When President Obama was first running for office, he publicly declared that Warren Buffet was his prime source for economic advice. As CNBC noted in July 2008:

Barack Obama calls on Warren Buffett, among others, as he turns his attention to the troubled U.S. economy now that he's returned from his international tour that featured a well-attended speech in Berlin.

In an interview with Tom Brokaw on NBC's Meet the Press over the weekend, Obama said that today he would be "pulling together" some of his "core economic advisers" to "examine the policies that we've already put forward--a middle class tax cut, a second round of stimulus, a effort to shore up the housing market in addition to the bill that was already passed through Congress, what we need to do in terms of energy and infrastructure."
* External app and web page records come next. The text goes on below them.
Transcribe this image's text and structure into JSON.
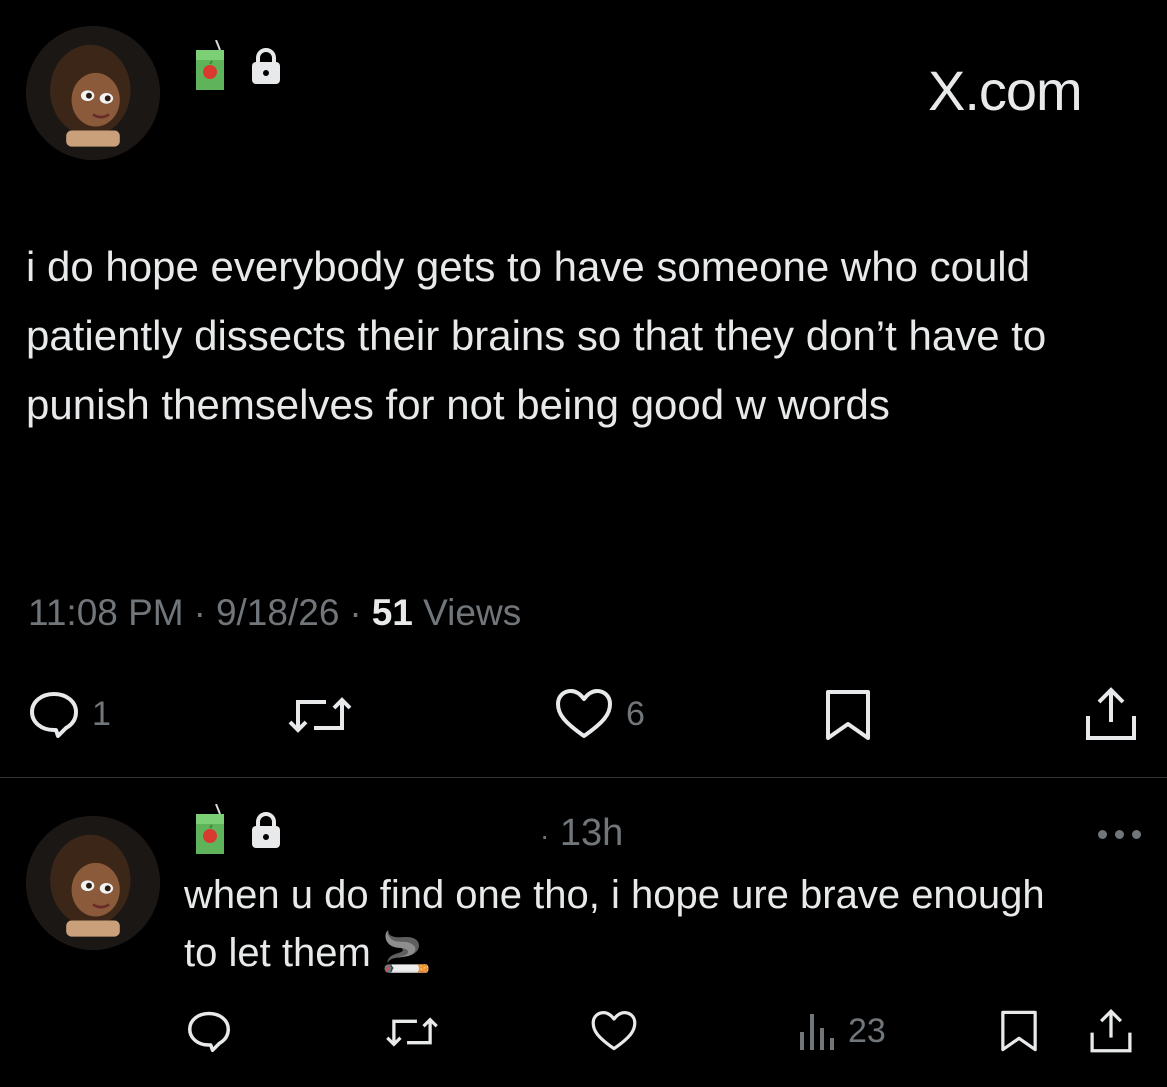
{
  "main_tweet": {
    "avatar_icon": "avatar-image",
    "badges": [
      "juice-box-icon",
      "lock-icon"
    ],
    "site_label": "X.com",
    "text": "i do hope everybody gets to have someone who could patiently dissects their brains so that they don’t have to punish themselves for not being good w words",
    "time": "11:08 PM",
    "sep1": "·",
    "date": "9/18/26",
    "sep2": "·",
    "views_count": "51",
    "views_label": "Views",
    "actions": {
      "reply_count": "1",
      "retweet_count": "",
      "like_count": "6"
    }
  },
  "reply_tweet": {
    "avatar_icon": "avatar-image",
    "badges": [
      "juice-box-icon",
      "lock-icon"
    ],
    "time": "13h",
    "text": "when u do find one tho, i hope ure brave enough to let them 🚬",
    "actions": {
      "views_count": "23"
    }
  },
  "colors": {
    "background": "#000000",
    "text": "#e7e9ea",
    "muted": "#71767b",
    "divider": "#2f3336"
  }
}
President Obama would soon launch an endless review process that would kick the Keystone oil can down the road until he was ready to kill it, a non-suspicious interval of time having elapsed after economic mentor Warren Buffet

would buy the railroad that would replace Keystone XL. So how did Buffett do on his investment and did he profit from buddy Obama’s delaying and then killing the pipeline? Some would say handsomely. As Forbes reported last year:

His company, Berkshire Hathaway, purchased Burlington Northern Santa Fe for $34 billion four years ago. FORBES estimates its value has doubled since then. Part of the reason: hauling oil out of the Bakken formation of North Dakota.

Doubling a $34 billion investment in just four years is huge. Warren Buffett is a respected investor but it doesn’t hurt to have the ear of the President as he kills off your competition in oil transport. As Investor’s Business Daily editorialized in January:

Keystone XL would bring up to 830,000 barrels of oil per day and directly create 20,000 truly shovel-ready jobs. And it would carry not only Canadian oil, but also oil from the Bakken shale formation of North Dakota.

Even if it carried only Canadian oil to foreign markets, it and the Gulf Coast refineries that would process the oil would be operated not by robots but by American workers. Would President Obama rather live in a world dependent on oil from North America or on oil from the Middle East and OPEC?

President Obama says these would only be temporary jobs. But so are the infrastructure jobs he favors. Building a bridge creates jobs, but are they “temporary” because the bridge will eventually be completed? The workers will simply move on to the next project. So will the Keystone workers, particularly if we remove the restrictions on and animus toward fossil fuel development?

How could it not benefit our national economic and security interest? With a proposed linkup with the booming production in North Dakota, North American energy independence would be assured. If we also lifted the ban on exporting crude, the geopolitical stage would experience a seismic shift felt from Riyadh to Moscow as North American crude and liquefied natural gas offered countries a source immune from Middle East eruptions.

Sure, gasoline prices have fallen, but largely due to another technology President Obama and his environmentalist base opposed, also for alleged environmental reasons – hydraulic fracturing or “fracking”. When they go up again, and they will, wouldn’t it be nice to keep our petrodollars here at home? Just why is it that President Obama wants Iranian crude on the world market, but not American?

If Warren Buffett is shedding any tears over the demise of Keystone XL, he’s crying all the way to the bank.

Daniel John Sobieski is a free lance writer whose pieces have appeared in Investor’s Business Daily, Human Events, Reason Magazine and the Chicago Sun-Times among other publications.